The Australian Prudential Regulation Authority (APRA) has warned that its newly released cyber security strategy requires more intense focus from financial firms. The regulator has ordered insurers, banks, and super funds to conduct urgent audits against the new prudential standard to ensure they’re compliant.
APRA’s new five-year cybersecurity strategy extends the regulator’s influence into non-banks, including third-party IT suppliers, fund managers, and payment companies, to defend the financial system from the growing threat of cyber attackers.
“Our view that it’s only a matter of time until a major incident occurs hasn’t changed. In light of evidence that boards frequently don’t understand or are not adequately informed about cyber risks, we’re no longer prepared to simply take their words for it – we want compliance independently verified,” said APRA executive Geoff Summerhayes, as reported by the Australian Financial Review (AFR).

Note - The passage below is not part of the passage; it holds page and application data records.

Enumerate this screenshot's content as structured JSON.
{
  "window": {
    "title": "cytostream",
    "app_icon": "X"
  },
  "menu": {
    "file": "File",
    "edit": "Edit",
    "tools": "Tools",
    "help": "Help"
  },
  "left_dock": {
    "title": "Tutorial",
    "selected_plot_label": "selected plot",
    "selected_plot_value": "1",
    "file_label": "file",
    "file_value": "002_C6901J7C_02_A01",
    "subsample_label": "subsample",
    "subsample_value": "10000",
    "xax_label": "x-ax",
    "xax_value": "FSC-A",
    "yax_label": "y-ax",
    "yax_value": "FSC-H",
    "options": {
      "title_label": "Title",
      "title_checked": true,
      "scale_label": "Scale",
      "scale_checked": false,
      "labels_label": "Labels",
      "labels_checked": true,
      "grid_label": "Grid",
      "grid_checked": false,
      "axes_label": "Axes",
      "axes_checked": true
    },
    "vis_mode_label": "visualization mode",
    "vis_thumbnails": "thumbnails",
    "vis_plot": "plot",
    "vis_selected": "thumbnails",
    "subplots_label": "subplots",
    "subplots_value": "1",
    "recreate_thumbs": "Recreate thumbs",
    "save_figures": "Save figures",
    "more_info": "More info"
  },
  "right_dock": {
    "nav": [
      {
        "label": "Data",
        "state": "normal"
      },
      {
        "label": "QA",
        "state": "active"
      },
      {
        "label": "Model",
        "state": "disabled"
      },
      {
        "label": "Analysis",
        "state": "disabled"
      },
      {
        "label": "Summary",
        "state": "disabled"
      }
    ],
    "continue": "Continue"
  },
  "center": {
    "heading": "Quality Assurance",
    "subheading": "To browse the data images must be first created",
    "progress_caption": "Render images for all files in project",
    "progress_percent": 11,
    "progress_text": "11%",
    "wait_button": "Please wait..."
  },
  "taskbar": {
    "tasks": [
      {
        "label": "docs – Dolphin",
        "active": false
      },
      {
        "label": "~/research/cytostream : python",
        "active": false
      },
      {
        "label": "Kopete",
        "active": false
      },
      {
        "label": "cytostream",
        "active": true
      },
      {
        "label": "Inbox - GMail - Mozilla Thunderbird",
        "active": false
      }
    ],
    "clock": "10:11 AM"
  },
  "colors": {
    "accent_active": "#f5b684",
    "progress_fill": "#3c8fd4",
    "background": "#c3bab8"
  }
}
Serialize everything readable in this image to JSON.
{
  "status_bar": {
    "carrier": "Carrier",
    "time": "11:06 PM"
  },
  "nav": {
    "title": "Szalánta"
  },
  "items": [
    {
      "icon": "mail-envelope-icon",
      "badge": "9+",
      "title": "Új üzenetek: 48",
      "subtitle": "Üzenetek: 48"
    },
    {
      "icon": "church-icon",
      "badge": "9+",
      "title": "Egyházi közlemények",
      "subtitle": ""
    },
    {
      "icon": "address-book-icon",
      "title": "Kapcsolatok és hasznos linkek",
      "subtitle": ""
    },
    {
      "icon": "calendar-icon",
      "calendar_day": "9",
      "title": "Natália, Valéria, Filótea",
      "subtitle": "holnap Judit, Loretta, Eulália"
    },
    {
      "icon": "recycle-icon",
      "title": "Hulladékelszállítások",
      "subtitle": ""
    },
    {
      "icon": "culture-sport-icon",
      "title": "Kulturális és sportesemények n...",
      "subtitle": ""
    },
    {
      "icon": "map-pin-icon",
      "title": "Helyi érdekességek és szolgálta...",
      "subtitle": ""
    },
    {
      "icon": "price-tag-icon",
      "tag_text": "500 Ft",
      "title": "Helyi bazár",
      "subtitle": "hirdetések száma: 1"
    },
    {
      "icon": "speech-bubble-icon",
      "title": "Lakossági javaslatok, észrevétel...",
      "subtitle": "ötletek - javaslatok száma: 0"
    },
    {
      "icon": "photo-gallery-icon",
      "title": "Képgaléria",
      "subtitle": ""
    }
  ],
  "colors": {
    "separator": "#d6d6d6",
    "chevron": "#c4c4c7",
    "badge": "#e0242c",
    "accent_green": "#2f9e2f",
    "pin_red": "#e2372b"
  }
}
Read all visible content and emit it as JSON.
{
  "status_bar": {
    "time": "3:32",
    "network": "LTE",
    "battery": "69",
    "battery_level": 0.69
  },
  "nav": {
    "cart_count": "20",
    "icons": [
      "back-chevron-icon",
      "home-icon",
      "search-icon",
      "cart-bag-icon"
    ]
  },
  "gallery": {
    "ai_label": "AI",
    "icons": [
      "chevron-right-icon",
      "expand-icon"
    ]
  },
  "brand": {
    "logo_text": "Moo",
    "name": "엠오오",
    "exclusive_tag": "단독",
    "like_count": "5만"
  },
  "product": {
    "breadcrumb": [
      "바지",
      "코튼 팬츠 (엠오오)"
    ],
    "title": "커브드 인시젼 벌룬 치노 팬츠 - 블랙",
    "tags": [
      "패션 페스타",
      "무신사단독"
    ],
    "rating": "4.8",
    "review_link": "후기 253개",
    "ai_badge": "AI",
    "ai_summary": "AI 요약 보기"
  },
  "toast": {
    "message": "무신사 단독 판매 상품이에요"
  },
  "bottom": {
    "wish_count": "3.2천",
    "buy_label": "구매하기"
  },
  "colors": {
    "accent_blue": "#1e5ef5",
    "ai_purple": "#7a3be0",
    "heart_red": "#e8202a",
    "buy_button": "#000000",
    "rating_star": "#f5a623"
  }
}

He emphasised that it’s “only a matter of time” before hackers hit a major financial institution. Therefore, bank boards should engage an external audit firm to review compliance with the regulator’s prudential standard on cybersecurity, known as CPS 234.
APRA also calls for more investment into internal audit teams to police standards, and for much stricter vetting of third-party suppliers.
“If boards are unwilling or unable to make the required changes in a timely manner, we will consider using formal enforcement action,” Summerhayes said.
“In an environment where an attack on one of us could be an attack on any of us, our financial system is only as resilient to cyberattacks as the weakest link in the chain. By working together, we can actually capitalise on our increased connectivity to strengthen the chain and protect ourselves by protecting each other.”